One major issue with running a successful takeaway is that if the food that arrives doesn’t look as good as the photographs, you are going to have problems. Just-Eat uses stock photos on their website, which make every restaurant and takeaway look nice. This can become an issue when people don’t get food that looks like it was made by the gods themselves (with help from photoshop!) which can often lead to bad reviews and bitterness. Just-Eat’s reputation is somewhat shocking, considering their customer services, which they speak highly of. It’s definitely worth checking out Trustpilot for more information!


5: Just-Eat opens up the playing field for competitors.


Let’s say you run a kebab shop and people go onto the Just-Eat advert for your business in Google instead of onto your website. There are two things that can happen. 1: They order from you. In that case it’s great. Despite Just-Eat taking their chunky commission and paying a few pennies, you’ve at least made a sale. 2: They don’t find what they want to order from you and choose to order from someone else. This could be a competitor, which means you could lose a customer. It does happen and often too! If you are out of cokes for the night, you may permanently lose a customer to someone who always has a nice cold coke in their fridge. They may also do this if the Just-Eat ads are badly set up and they try to order from you on an off day, allowing competing takeaways to potentially harvest your customers.   


Here’s a link to my free guide that will help your restaurant business succeed! This free guide (no sign ups!) has helped a huge amount of people who I’ve worked with over the years, and I add to it occasionally when I’m not busy saving the world! 


I’ve now collaborated with over 70 restaurants who have had major issues dealing with Just-Eat, and I’ve got several emails thanking me for the work I’ve done in my guides. I hope you find it as beneficial as the people whose companies I’ve assisted.
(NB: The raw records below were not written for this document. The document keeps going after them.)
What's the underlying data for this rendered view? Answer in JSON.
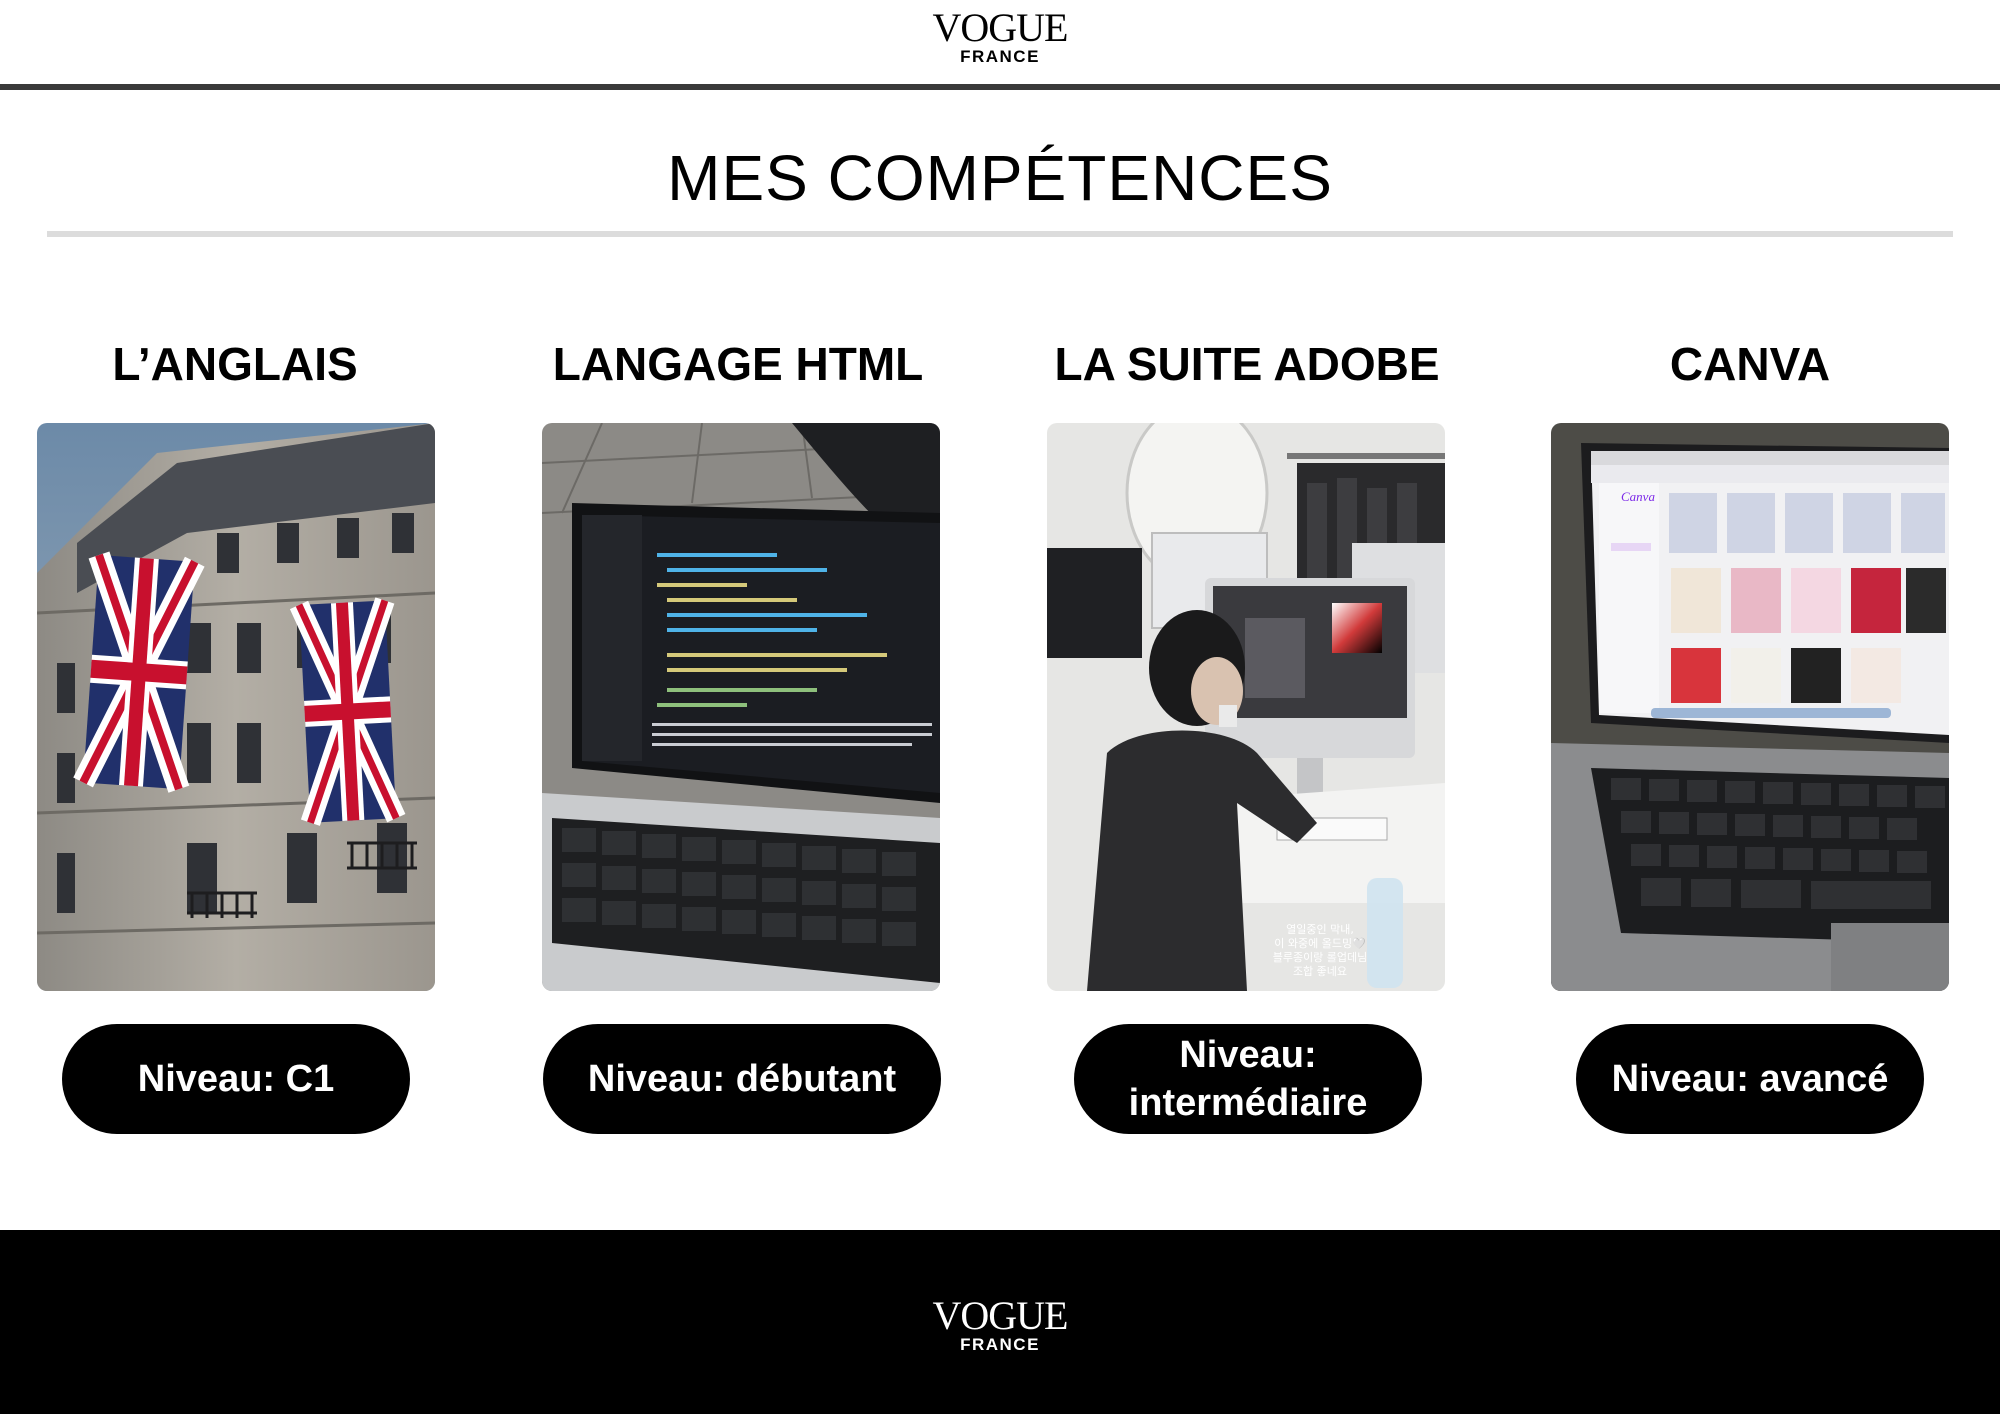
{
  "header": {
    "logo_main": "VOGUE",
    "logo_sub": "FRANCE"
  },
  "page": {
    "title": "MES COMPÉTENCES"
  },
  "skills": [
    {
      "title": "L’ANGLAIS",
      "level": "Niveau: C1",
      "photo_icon": "union-jack-flags-photo"
    },
    {
      "title": "LANGAGE HTML",
      "level": "Niveau: débutant",
      "photo_icon": "laptop-code-photo"
    },
    {
      "title": "LA SUITE ADOBE",
      "level": "Niveau: intermédiaire",
      "photo_icon": "designer-at-imac-photo",
      "photo_caption": [
        "열일중인 막내,",
        "이 와중에 올드밍🤍",
        "블루종이랑 롤업데님",
        "조합 좋네요"
      ]
    },
    {
      "title": "CANVA",
      "level": "Niveau: avancé",
      "photo_icon": "macbook-canva-photo",
      "screen_brand": "Canva"
    }
  ],
  "footer": {
    "logo_main": "VOGUE",
    "logo_sub": "FRANCE"
  },
  "colors": {
    "background": "#ffffff",
    "pill": "#000000",
    "footer": "#000000",
    "header_rule": "#3a3a3a",
    "title_rule": "#dcdcdc"
  }
}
I wish you the best of luck. I keep my guide up to date on a daily basis in order to provide a steady stream of useful knowledge for restaurants. So keep coming here! One last point! Just-Eat was costing one of the companies I worked for over £2000.00 a month. Instead of making less money from their existing clients, they might have seen a huge and long-term rise in business if they had spent more money on Facebook advertising. Just an idea!


I’ve already worked with over 70 restaurants, takeaways and pubs around Essex that have had big problems with Just-Eat, and I’ve received quite a few emails thanking me for the work I’ve done in my guides and asking for me to work with people. I hope that my guide is as useful to you as it has been to the people whose businesses I’ve helped. I try to update my guide on a regular basis in order to provide restaurants with a constant stream of useful information. It’s interesting to note that one of the businesses I helped was spending more than £2000.00 a month on Just-Eat. If they had invested more money on Facebook ads, instead of making less money from their current customers, they might have seen a massive and long-term increase in business.


Alex O’Neil

I am a blogger based in the UK. I work as an SEO specialist and Web Designer, and my hobbies include making small films and writing music.